| Francis Leggatt Chantrey|
| Trafalgar Square, London|
Equestrian statue of the Duke, Statue of the Viscount, Statue of the Earl Kitchener, Statue of James Outram - L, Westminster Scholars War Mem
The statue of George IV in Trafalgar Square, London, is a bronze equestrian statue by Sir Francis Legatt Chantrey. It depicts the King dressed in ancient Roman attire and riding bareback. The sculpture was originally designed to sit on top of the Marble Arch at the entrance to Buckingham Palace, but was placed in its current location following the King's death.
Equestrian statue of George IV, Trafalgar Square Wikipedia
Sir Francis Leggatt Chantrey originally designed the statue to stand on top of Marble Arch in its original position as the entrance to Buckingham Palace, following architecture work by John Nash. Edward Blore took over the work, and his redesign to reduce costs removed the Chantrey statue. Chantrey's work was funded by George IV himself, rather than by public subscription. The statue was cast in 1828.

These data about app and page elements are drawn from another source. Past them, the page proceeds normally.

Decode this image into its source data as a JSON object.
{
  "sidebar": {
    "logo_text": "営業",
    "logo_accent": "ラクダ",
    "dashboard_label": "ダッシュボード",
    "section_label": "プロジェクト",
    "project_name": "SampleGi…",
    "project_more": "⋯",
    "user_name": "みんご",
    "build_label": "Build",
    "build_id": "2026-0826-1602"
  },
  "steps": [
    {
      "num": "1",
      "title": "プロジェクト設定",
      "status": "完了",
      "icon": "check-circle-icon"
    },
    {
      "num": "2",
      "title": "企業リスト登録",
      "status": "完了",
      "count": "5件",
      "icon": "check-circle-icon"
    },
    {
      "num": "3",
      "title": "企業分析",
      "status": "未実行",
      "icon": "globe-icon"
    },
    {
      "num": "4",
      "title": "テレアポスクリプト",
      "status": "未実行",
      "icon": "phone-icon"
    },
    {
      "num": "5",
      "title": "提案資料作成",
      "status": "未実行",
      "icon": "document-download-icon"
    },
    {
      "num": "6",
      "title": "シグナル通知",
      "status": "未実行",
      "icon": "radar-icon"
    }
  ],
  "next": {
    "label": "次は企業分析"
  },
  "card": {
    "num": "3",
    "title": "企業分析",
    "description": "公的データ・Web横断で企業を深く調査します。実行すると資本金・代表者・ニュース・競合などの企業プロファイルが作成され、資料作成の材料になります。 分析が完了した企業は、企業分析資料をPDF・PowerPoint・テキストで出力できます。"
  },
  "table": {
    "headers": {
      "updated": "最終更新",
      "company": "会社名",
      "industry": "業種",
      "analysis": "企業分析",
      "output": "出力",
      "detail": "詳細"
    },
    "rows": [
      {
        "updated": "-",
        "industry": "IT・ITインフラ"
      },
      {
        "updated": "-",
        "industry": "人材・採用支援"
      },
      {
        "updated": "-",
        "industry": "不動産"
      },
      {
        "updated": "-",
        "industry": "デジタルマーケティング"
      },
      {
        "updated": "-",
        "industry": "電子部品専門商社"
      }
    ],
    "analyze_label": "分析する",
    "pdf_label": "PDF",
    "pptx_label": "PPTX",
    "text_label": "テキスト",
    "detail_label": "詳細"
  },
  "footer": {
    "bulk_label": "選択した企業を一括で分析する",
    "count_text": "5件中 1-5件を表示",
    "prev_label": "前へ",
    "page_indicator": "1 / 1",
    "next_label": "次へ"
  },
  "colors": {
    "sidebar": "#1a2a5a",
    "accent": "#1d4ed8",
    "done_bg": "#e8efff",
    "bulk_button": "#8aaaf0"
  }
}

George IV died in 1830, and the statue was placed on an empty plinth in Trafalgar Square in December 1843, which was expected to be on a temporary basis, however it has remained there ever since. It was unveiled to little ceremony, with The Times describing it as "somewhat suddenly erected". It was the first statue erected on one of the pedestals, which were installed three years earlier with architect Charles Barry expecting them to be filled by groups of statues. An inscription was added towards the end of the 19th century as the public were no longer aware of whom it was a statue.
Journalist Janice Turner questioned the need for a George IV statue in Trafalgar Square in 2005; in rebuttal Lord Baker of Dorking argued that the monarch still deserved the statue due to his town planning legacy which remained in London.
In 2012, milliner Stephen Jones created crowns for both George IV and his horse to be added to the statue as part of the "Hatwalk" art project sponsored by the Mayor of London; in the project 21 milliners created new hats for famous statues around London.